Excerpted data: Begin
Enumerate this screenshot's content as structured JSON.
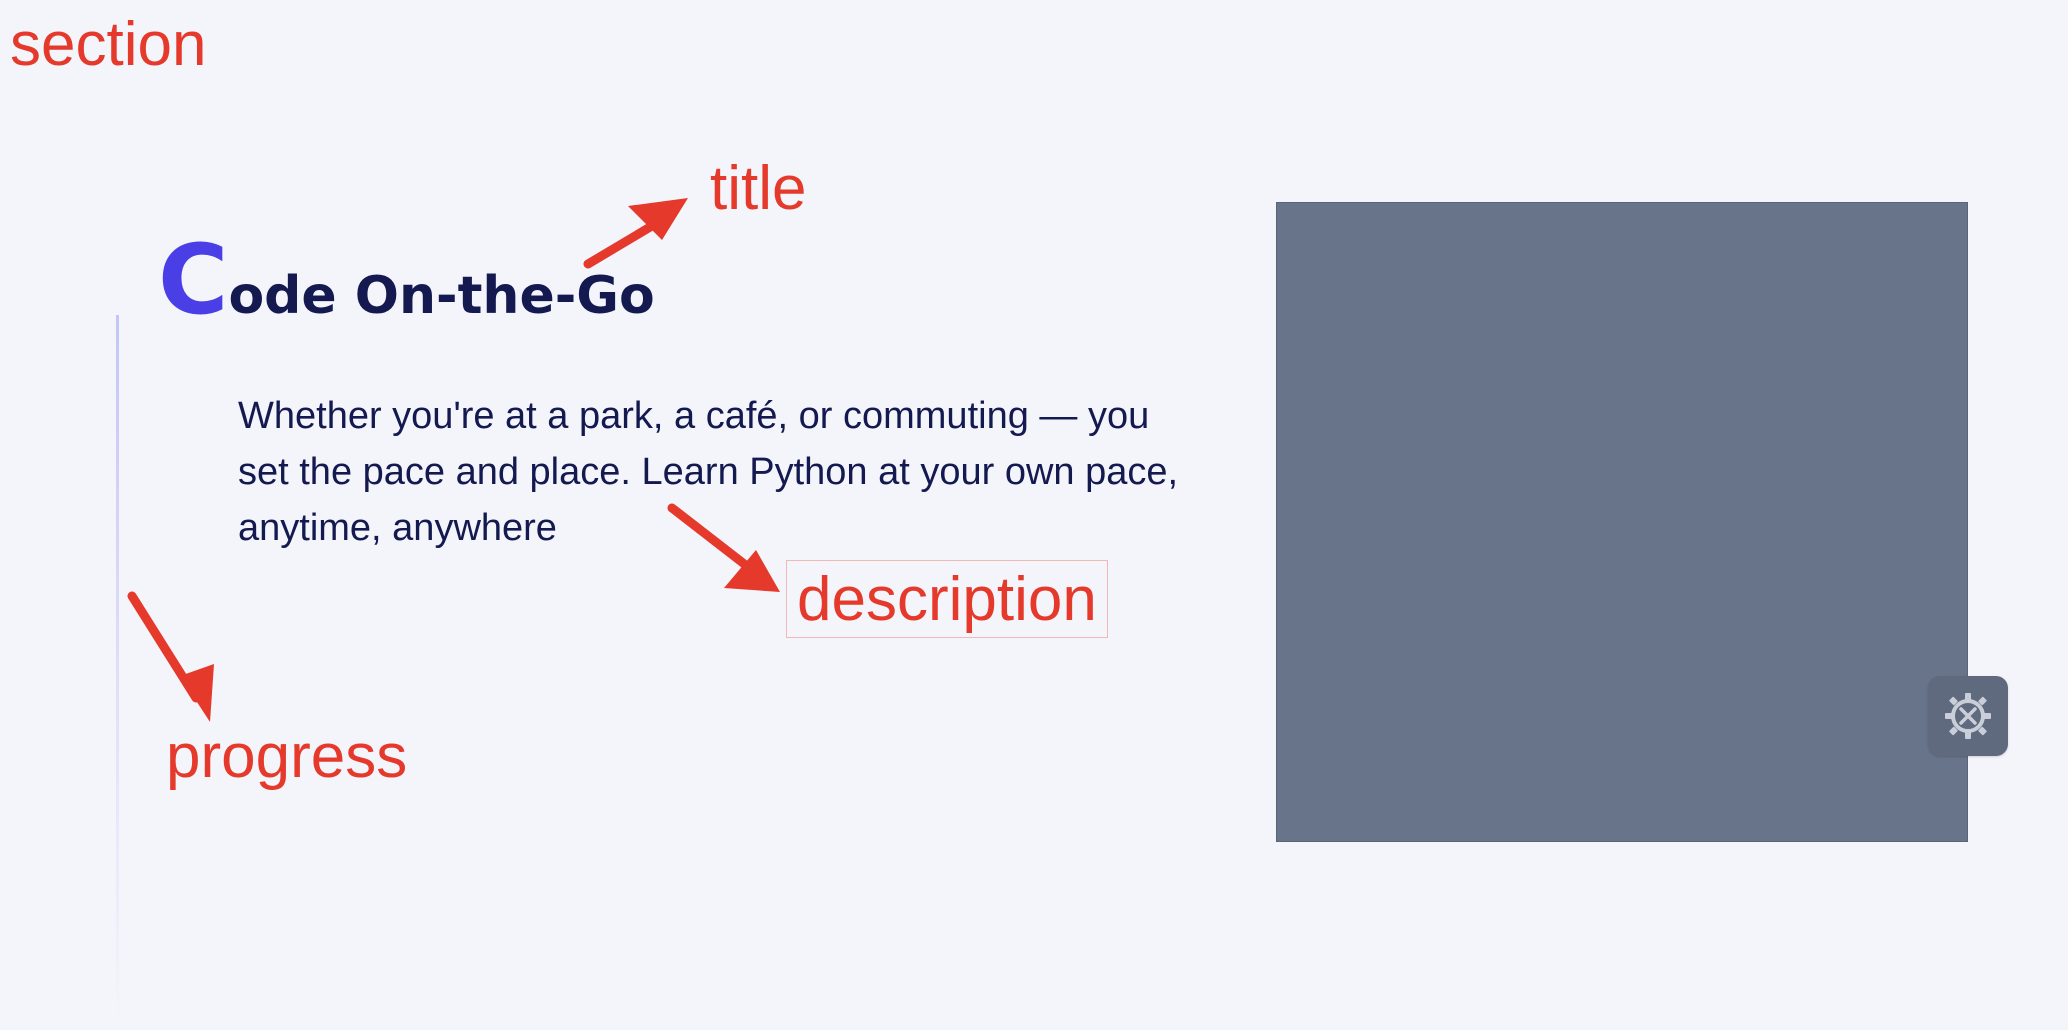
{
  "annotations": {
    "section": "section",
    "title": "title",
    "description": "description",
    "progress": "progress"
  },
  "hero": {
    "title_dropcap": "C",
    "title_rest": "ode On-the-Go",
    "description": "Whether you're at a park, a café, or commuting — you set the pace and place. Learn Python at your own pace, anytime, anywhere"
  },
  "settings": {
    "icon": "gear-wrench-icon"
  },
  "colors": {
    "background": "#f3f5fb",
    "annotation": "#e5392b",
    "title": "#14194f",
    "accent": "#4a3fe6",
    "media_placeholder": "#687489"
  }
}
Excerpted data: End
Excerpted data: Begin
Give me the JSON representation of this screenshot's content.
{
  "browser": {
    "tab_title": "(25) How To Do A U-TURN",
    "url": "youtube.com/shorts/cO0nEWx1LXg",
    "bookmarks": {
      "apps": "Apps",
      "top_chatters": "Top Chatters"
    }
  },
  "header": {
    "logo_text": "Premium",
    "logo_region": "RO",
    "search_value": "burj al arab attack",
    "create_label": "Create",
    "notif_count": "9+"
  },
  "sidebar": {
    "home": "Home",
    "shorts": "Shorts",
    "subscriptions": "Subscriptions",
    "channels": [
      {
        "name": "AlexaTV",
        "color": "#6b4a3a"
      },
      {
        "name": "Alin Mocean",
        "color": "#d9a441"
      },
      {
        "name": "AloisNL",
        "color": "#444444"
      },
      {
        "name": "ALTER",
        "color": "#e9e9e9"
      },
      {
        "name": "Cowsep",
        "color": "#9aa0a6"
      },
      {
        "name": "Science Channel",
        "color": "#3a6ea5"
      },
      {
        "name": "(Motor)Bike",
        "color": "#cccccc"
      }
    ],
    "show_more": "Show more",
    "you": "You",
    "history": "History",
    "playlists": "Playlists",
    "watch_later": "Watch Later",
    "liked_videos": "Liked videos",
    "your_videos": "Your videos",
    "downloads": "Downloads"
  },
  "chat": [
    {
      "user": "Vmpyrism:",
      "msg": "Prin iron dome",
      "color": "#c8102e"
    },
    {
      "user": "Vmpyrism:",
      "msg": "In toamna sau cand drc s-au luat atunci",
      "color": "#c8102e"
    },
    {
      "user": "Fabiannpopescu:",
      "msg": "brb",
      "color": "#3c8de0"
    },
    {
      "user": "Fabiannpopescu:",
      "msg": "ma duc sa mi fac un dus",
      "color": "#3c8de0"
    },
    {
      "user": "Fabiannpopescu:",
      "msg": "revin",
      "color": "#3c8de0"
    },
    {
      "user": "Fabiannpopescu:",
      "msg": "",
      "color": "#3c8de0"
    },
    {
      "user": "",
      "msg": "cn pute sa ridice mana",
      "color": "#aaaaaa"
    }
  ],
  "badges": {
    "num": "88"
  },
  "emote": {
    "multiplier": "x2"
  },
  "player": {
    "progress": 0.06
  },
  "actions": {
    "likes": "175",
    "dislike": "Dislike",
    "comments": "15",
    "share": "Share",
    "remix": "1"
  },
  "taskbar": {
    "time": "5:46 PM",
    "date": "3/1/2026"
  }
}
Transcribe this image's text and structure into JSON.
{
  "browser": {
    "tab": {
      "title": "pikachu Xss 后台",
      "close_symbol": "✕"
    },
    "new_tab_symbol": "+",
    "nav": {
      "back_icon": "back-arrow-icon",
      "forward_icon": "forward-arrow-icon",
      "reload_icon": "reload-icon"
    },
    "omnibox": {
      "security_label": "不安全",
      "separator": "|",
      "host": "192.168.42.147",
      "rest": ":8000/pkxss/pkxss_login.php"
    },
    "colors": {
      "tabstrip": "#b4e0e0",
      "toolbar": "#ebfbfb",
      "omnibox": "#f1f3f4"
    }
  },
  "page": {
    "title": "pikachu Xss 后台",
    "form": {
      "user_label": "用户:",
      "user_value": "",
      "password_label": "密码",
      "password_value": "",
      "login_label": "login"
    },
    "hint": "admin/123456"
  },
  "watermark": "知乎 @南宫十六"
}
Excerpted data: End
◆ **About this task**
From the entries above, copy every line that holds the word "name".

◆ **Completed task**
        "name": "AlexaTV",
        "name": "Alin Mocean",
        "name": "AloisNL",
        "name": "ALTER",
        "name": "Cowsep",
        "name": "Science Channel",
        "name": "(Motor)Bike",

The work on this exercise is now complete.